Of the four known fundamental interactions in nature, gravity is the one most directly accessible to our senses and also the first one to be described theoretically, by Newton's force law more than 300 years ago. This makes it all the more intriguing that today gravitation in many ways remains the least understood of the four forces. On the very largest, cosmological scales, applying the standard laws of classical gravity leads to enormous puzzles, including the unknown nature of dark energy and dark matter. On the very smallest scales, we are still searching for the fundamental quantum laws underlying and explaining Einstein's classical theory of general relativity from first principles. At intermediate length scales, observations of gravitational waves from black holes and neutron stars have opened a new window into our universe. These observations now allow us to test predictions of General Relativity with unprecedented accuracy. Our lively group at HEP@IMAPP pursues gravity research on all of these scales and can be roughly divided into Quantum Gravity (QG) and Strong Gravity (SG) activities. The current staff members of the group are:

Quantum Gravity
Research in Quantum Gravity@Radboud addresses some of the big, open questions of fundamental physics: How can we unify quantum theory and general relativity to obtain a theory of quantum gravity? What is the quantum microstructure of spacetime at the Planck scale, and can it help us understand phenomena like dark energy and dark matter? What are the most effective computational tools to connect the quantum physics of the ultra-small with the physics of the large-scale universe?

Simulation of a two-dimensional quantum universe                          Renormalization group flow in the presence of a UV fixed point in quantum gravity
Simulation of a two-dimensional quantum universe.               Renormalization group flow in the presence
                                                                                             of a UV fixed point in quantum gravity.

Our group has a unique profile in terms of using a powerful array of nonperturbative methods, anchored in the principles of quantum field theory, to directly explore physics and spacetime at the Planck scale. Combining expertise on Causal Dynamical Triangulations, Asymptotic Safety and statistical models of quantum gravity, our theoretical and computational grasp of quantum gravity is sufficiently complete to quantify the dynamics of spacetime in a Planckian regime. This has already yielded remarkable and unexpected results, including the emergence of a de Sitter universe from pure “quantum foam”, the apparently universal property of dynamical dimensional reduction of spacetime at short distances, and strong evidence that gravity remains well-defined and finite even at the highest energies.

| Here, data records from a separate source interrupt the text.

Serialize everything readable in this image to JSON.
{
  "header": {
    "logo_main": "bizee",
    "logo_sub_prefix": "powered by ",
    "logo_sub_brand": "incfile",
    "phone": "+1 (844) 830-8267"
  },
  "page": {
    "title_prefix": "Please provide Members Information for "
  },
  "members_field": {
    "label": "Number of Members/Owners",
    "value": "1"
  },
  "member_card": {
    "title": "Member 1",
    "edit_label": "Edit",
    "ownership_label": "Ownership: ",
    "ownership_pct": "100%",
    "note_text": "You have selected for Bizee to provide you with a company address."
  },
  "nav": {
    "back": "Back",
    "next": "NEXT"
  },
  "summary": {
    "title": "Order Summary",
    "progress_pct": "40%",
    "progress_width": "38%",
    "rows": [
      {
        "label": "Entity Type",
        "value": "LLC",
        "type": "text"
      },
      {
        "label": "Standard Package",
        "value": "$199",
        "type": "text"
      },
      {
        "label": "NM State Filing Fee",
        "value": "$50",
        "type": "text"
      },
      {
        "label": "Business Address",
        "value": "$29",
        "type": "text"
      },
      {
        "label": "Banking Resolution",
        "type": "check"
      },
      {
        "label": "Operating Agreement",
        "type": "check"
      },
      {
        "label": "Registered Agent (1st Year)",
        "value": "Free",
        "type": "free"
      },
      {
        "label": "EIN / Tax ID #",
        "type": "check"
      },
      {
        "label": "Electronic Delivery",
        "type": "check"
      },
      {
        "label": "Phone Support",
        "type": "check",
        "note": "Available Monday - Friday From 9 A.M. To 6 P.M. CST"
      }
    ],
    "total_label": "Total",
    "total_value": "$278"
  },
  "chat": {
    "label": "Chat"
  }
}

Strong Gravity
Research in Strong Gravity@Radboud covers a broad range of topics from theoretical calculations in General Relativity and numerical simulations of binary black hole mergers, to the analysis of observational data from gravitational wave detectors. Some questions of interest to us are: How can we confirm that the black holes discovered by the LIGO and Virgo detectors are really black holes as predicted by General Relativity? Are any alternatives viable? What is the geometry of merging black hole horizons? How different are tidal deformations of black holes from neutron stars, and how can we use these differences to interpret gravitational wave data? Can we use tidal deformations to probe the equation of state of matter under extreme conditions? How can we model the gravitational wave signals from merging compact objects with comparable or extreme mass ratios? What is the influence of our expanding universe on gravitational waves? And is this observable?

           Merger of two black hole horizons and formation of the final black hole                  Constraints on the mass and radiuw of the first observed binary neutron star merger
Merger of two black hole horizons and formation                   Constraints on the mass and radius of the
first of the final black hole.                                                   observed binary neutron star merger.

Our group uses a variety of analytical, numerical and statistical techniques to address these questions. Important recent discoveries by group members include: a new class of tidal resonances in binaries with extreme mass-ratios, a new framework to study gravitational waves in cosmological spacetimes, novel topological and physical properties of merging black hole horizons, the nature of the remnant black hole in events seen by the LIGO/Virgo detectors, the strongest observational constraints to-date on gravitational wave emission from the neutron star in the X-ray binary Scorpius X-1, and constraints on the equation-of-state of matter at extreme conditions obtained from multi-messenger observations of a binary neutron star merger.